    Susan McMartin


It’s that time of year again. The time when my strength, humor, ego and determination are put to the ultimate test. That’s right, I’m talking about single mom versus the mighty Christmas tree.

I was raised with the belief that anything smaller than an 8-foot tree was considered a plant.  I continued the tradition, and now my daughter is as snobby as I am. I didn’t know I would be divorced and doing the Christmas tree circuit alone all these years. If I had, I might’ve decided to honor my Jewish side and gone for a low-maintenance Hanukkah bush.

The adventure begins at the super cheap tree lot. Great trees, but there is a catch for being price-conscious: They won’t put the stand on the tree for you, carry it to your car or tie it on top. No matter how much flirting, winking and flashing I have done, these guys are dead serious about bare-bones service.

Kick in the holiday music! Get out the egg nog and begin what is usually a good five hours of tree stand hell!

Typically my child and I spend a good hour picking our tree.

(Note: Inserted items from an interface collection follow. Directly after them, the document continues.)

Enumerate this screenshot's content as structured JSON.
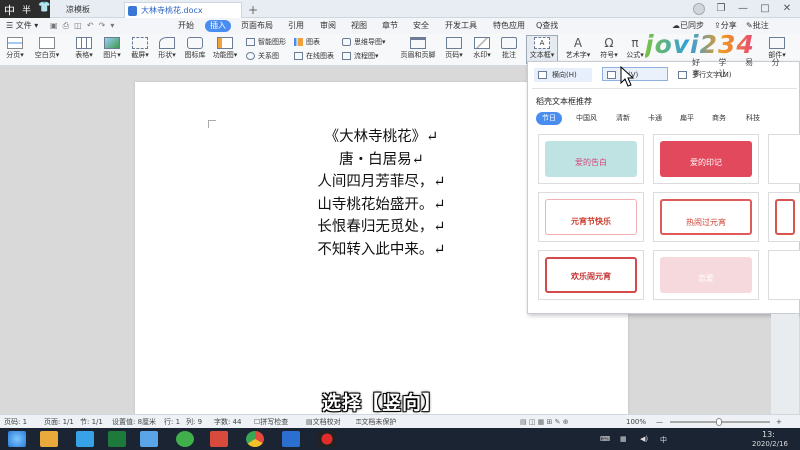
{
  "ime": {
    "char1": "中",
    "char2": "半"
  },
  "titlebar": {
    "tabs": [
      {
        "label": "凉模板",
        "active": false
      },
      {
        "label": "大林寺桃花.docx",
        "active": true
      }
    ],
    "tab_plus": "+",
    "win_controls": {
      "restore": "❐",
      "minimize": "—",
      "maximize": "□",
      "close": "✕"
    }
  },
  "menubar": {
    "file": "文件",
    "items": [
      "开始",
      "插入",
      "页面布局",
      "引用",
      "审阅",
      "视图",
      "章节",
      "安全",
      "开发工具",
      "特色应用"
    ],
    "search": "Q查找",
    "right": {
      "sync": "已同步",
      "share": "分享",
      "comment": "批注"
    }
  },
  "ribbon": {
    "groups": {
      "page_sep": "分页▾",
      "blank_page": "空白页▾",
      "table": "表格▾",
      "picture": "图片▾",
      "screenshot": "截屏▾",
      "shape": "形状▾",
      "icon_lib": "图标库",
      "function_chart": "功能图▾",
      "smart_shape": "智能图形",
      "chart": "图表",
      "mind_map": "思维导图▾",
      "relation_chart": "关系图",
      "online_chart": "在线图表",
      "flow_chart": "流程图▾",
      "header_footer": "页眉和页脚",
      "page_number": "页码▾",
      "watermark": "水印▾",
      "annotation": "批注",
      "textbox": "文本框▾",
      "art_text": "艺术字▾",
      "symbol": "符号▾",
      "formula": "公式▾",
      "parts": "部件▾"
    }
  },
  "document": {
    "poem": [
      "《大林寺桃花》↵",
      "唐・白居易↵",
      "人间四月芳菲尽，↵",
      "山寺桃花始盛开。↵",
      "长恨春归无觅处，↵",
      "不知转入此中来。↵"
    ]
  },
  "textbox_panel": {
    "horizontal": "横向(H)",
    "vertical": "向(V)",
    "multiline": "多行文字(M)",
    "recommend_title": "稻壳文本框推荐",
    "categories": [
      "节日",
      "中国风",
      "清新",
      "卡通",
      "扁平",
      "商务",
      "科技"
    ],
    "cards": [
      {
        "text": "爱的告白"
      },
      {
        "text": "爱的印记"
      },
      {
        "text": "元宵节快乐"
      },
      {
        "text": "热闹过元宵"
      },
      {
        "text": "欢乐闹元宵"
      },
      {
        "text": "恋爱"
      }
    ]
  },
  "statusbar": {
    "page_num": "页码: 1",
    "pages": "页面: 1/1",
    "section": "节: 1/1",
    "setting": "设置值: 8厘米",
    "row": "行: 1",
    "col": "列: 9",
    "words": "字数: 44",
    "spell": "拼写检查",
    "proof": "文档校对",
    "protect": "文档未保护",
    "zoom": "100%",
    "zoom_minus": "—",
    "zoom_plus": "+"
  },
  "taskbar": {
    "time": "13:",
    "date": "2020/2/16"
  },
  "subtitle": "选择【竖向】",
  "watermark": {
    "text": "jovi234",
    "sub": "好 学 易 分 享 让"
  },
  "colors": {
    "accent": "#4a8df0",
    "wm_green": "#7dc242",
    "wm_blue": "#2f9ee0",
    "wm_orange": "#f29a1f",
    "wm_pink": "#e8457a"
  }
}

We examine the size, the shape, the health of the needles, the personality and the overall cheerfulness.

Once we make our choice, we get that sucker sacked. That’s when the man with the heavy gloves, scarf and hat drops it at my feet almost as if to say, “There ya go, lady. She’s all yours.”

And so it begins. With my girl skipping behind, I drag the green beast to the car looking like something out of a Nora Ephron movie, only I’m not dressed nearly as cute as Meg Ryan, my kid isn’t Tom Hanks and there is no great Harry Connick, Jr. music playing in the background.

Getting the tree on the roof of my car is a magic act. It requires me standing on the wheels, pulling, scratching the roof, pulling, yanking, begging (and, yes, there is some cursing). Viola! Tree on roof!

At this point I’m exhausted, sweating and wondering why I’m never dating a guy around the holidays. You would think I would plan my romantic life a little better.

Why am I usually dating in the spring when no holiday that requires heavy lifting is happening?

Home we go … at exactly 3 mph with my hazard lights on. Usually this is when my kid has to go to the bathroom. About four days later we make it home.

Kick in the holiday music! Get out the egg nog and begin what is usually a good five hours of tree stand hell! Screw it one way, the tree is lopsided. Screw it another way, only two of the three screws meet the trunk. Finally, it stands—briefly. Every year our trees fall over again and again, causing my daughter to laugh, the dog to bark and the cat to race around in complete terror.

My favorite part is dealing with the ornaments. Over my lifetime and my daughter’s we have collected incredible ornaments. Handmade ornaments from people who have passed on, from other countries, from my mother’s childhood, and the first ornament I made for my daughter when she was born: a hand-sewn heart.

Only one item left. The star. As I slip on my highest pumps for extra height, climb on a chair to reach to the top, I manage to land that beautiful star safely in its place.

“Mommy, I knew you could do it!”

She is my greatest cheerleader. We high-five each other as once again I prove you don’t need a man to get a Christmas tree. But as she falls asleep, I think, “Next year I’m totally getting a boyfriend.”



Susan McMartin is a writer/producer on the CBS comedy Mom. She also pens the blog Studio City Mom at